The common assumption is that employers compete with each other for labour. This is true for the currently employed or recent graduates. They have to deliver a salary that reflects the level of work expected and what the workers themselves want from an employer. It’s a two way street despite what some lobbyists would have you believe.
This ignores the alternatives to the labour market that are available. These include working in the cash economy, payment in kind, living off benefits or from family support.
I’m not casting value judgments here – I’m simply saying that in order for an employment offer to be competitive it has to substantially exceed that available from WINZ or StudyLink.
No potential employee will care about you if you are offering a rubbish wage. They’ll clock in and clock out just as they should – you’re on a different planet if you think employers arbitrarily lowering wages and moving towards casualisation doesn’t have blowback in labour productivity trends.
One of the reasons employers are struggling to plug the mythical “skills gap” is they’re not offering wages that are competitive with alternatives on offer, primarily from the welfare budget.
If the labour market was functioning healthily, and entrepreneurs were creating lots of new jobs to replace those lost in the recession, going back to university for another degree would be a financially irresponsible decision.
Foregoing a $40,000 salary for another 2 years of StudyLink would be blatantly stupid. But in the current environment, part-time and casual employment is significantly more likely than full-time graduate employment in the field that you studied.
There is a funny idea that students go onto post-graduate study because they want to. That might be true for many.
But the reality is that without Studylink many students would starve. They can’t even get low-skill part-time jobs to help them through university because the low skill labour market has become a numbers game.
So returning to study is actually a way of earning an income and putting food on the table. Not all students receive parental support or have the connections to get decent summer jobs.
The great tragedy of this whole debacle is that my generation has a lot of resentment towards the baby boomers at the top.
We don’t want much – contrary to popular belief – but it really irritates me how myths like “word harder” or “just get a valuable skill” persist.
The mathematics mean that not only can most graduates not look forward to full-time graduate employment, they can’t look forward to any employment that justifies the direct costs and opportunity costs they’ve spent on their wonderful university education.
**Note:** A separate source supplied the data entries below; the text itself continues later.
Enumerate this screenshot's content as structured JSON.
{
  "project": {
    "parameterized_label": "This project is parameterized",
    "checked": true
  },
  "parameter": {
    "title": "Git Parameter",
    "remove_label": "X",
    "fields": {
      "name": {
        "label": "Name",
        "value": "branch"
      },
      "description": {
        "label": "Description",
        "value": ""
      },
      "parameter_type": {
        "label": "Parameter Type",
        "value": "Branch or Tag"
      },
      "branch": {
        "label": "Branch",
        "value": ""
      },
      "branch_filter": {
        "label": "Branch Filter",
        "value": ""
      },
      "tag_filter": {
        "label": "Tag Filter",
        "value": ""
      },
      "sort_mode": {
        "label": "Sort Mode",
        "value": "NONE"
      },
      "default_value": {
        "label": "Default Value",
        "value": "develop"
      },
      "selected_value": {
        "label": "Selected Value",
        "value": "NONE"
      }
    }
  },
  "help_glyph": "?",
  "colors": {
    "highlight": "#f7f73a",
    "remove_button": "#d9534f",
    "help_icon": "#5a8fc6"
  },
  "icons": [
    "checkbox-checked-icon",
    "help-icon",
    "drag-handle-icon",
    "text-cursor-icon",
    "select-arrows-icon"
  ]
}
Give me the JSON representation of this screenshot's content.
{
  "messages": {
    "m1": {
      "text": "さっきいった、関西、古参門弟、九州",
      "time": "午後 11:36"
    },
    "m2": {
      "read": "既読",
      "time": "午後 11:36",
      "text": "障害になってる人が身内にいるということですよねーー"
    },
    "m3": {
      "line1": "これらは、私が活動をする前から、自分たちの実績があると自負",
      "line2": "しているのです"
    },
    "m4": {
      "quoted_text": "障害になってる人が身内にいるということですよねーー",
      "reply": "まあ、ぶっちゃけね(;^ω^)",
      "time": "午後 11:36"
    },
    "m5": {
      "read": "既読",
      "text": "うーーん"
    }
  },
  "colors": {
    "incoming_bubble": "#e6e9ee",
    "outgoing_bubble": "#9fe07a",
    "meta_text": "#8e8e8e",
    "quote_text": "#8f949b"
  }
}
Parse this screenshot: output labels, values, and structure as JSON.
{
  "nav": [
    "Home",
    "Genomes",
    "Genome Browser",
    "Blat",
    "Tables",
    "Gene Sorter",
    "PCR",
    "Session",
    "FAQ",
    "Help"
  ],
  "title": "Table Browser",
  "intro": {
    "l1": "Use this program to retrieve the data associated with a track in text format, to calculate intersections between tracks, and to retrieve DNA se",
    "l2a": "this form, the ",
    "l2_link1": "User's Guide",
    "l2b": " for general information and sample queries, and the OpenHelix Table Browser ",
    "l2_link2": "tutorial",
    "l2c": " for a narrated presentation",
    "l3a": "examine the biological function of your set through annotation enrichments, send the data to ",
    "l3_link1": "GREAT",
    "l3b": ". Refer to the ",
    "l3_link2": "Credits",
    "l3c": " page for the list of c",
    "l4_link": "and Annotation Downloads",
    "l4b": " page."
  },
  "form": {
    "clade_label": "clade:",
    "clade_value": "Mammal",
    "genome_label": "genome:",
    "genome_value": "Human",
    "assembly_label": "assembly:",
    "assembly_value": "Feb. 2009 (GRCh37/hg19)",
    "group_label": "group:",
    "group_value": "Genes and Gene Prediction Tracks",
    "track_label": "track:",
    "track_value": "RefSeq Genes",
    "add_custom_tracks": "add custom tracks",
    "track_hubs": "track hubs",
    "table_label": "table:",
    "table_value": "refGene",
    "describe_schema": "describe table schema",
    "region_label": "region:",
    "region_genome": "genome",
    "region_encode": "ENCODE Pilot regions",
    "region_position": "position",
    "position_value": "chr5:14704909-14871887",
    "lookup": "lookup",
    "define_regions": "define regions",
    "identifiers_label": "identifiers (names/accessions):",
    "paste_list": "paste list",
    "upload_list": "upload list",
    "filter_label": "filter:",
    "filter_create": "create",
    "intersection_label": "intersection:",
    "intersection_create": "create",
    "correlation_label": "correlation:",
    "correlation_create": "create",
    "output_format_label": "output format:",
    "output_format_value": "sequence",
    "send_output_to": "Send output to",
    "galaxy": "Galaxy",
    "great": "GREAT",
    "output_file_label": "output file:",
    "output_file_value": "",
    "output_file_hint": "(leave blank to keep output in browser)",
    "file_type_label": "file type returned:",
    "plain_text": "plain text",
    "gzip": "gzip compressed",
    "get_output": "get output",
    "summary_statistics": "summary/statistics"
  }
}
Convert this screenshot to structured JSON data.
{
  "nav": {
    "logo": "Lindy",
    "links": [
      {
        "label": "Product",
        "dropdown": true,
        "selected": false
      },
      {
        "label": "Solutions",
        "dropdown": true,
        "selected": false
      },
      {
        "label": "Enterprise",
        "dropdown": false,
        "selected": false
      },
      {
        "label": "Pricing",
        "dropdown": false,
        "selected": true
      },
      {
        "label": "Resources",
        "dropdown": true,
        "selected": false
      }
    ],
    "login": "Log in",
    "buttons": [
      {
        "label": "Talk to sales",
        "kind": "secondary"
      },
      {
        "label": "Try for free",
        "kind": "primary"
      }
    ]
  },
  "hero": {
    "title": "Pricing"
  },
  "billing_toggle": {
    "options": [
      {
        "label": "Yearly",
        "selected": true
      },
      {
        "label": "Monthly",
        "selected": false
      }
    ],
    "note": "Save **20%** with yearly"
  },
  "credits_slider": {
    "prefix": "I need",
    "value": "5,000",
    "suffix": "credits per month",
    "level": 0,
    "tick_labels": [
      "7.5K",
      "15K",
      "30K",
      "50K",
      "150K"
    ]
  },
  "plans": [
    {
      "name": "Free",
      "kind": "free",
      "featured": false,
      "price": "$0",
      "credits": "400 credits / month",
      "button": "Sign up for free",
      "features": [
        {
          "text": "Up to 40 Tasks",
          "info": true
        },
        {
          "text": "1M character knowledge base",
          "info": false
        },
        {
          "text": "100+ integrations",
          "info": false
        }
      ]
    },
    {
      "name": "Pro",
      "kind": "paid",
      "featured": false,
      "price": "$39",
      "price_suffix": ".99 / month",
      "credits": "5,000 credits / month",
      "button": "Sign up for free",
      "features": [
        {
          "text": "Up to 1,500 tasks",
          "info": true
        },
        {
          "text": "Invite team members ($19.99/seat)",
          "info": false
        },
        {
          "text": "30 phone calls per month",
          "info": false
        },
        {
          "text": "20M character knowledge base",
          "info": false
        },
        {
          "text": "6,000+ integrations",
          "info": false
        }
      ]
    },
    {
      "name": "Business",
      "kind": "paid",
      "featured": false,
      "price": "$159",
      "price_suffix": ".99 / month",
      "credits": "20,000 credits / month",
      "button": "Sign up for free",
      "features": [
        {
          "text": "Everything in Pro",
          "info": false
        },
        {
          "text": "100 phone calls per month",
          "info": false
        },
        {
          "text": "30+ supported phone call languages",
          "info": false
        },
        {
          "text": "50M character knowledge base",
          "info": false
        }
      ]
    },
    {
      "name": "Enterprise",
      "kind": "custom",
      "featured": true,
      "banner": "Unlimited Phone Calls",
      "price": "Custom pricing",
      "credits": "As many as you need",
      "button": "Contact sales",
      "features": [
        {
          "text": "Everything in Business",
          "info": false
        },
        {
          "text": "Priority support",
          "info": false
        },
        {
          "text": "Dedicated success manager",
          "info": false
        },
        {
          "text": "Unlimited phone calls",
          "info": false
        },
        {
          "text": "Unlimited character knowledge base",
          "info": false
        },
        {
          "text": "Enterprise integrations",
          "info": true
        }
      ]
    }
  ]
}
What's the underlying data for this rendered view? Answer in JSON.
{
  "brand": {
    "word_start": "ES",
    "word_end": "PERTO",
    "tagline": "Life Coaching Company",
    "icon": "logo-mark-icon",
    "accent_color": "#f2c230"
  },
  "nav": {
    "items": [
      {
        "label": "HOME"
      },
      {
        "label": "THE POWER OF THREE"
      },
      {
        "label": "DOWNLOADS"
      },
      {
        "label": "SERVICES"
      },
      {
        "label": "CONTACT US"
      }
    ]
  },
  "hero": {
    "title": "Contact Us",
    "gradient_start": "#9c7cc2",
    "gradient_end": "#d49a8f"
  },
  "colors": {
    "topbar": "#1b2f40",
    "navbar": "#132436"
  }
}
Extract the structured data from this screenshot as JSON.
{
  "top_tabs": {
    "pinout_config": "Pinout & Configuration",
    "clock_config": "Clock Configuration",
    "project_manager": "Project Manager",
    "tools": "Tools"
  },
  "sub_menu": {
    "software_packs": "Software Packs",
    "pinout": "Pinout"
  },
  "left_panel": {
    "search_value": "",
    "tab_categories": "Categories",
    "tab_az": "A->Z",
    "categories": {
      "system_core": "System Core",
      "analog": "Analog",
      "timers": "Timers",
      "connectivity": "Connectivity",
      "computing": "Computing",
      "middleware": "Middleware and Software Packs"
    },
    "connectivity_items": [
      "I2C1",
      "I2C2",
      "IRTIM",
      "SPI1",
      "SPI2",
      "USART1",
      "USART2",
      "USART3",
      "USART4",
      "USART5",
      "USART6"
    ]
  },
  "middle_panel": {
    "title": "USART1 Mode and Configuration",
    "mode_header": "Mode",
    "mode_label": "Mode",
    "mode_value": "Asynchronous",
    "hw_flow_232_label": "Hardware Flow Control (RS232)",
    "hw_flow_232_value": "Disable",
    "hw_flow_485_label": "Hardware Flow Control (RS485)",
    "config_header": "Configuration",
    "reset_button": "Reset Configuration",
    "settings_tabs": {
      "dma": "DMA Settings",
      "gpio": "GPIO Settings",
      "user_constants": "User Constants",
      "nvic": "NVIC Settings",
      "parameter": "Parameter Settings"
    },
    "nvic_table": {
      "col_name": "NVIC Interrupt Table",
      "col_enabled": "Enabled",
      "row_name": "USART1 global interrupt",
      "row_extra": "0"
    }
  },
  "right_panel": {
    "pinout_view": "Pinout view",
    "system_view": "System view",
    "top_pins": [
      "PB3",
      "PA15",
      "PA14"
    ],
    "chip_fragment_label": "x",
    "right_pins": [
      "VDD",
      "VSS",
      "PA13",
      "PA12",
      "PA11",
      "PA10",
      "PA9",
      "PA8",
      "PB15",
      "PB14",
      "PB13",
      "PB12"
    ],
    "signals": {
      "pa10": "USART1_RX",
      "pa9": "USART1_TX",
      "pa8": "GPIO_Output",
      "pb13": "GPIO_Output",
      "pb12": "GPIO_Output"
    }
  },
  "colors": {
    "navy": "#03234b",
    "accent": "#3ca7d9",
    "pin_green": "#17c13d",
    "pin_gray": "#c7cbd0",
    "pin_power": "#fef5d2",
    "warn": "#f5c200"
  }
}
There are 175,000 people unemployed, over 300,000 on benefits of some sort and over 100,000 students receiving student allowance.
These numbers aren’t going down anytime soon. The time for action is now. Aggressive job creation policy is a must by making it far less risky to experiment and find patterns of sustainable specialisation and trade.
And no, training wages and eliminating employment rights are not what I mean by “making it far less risky”.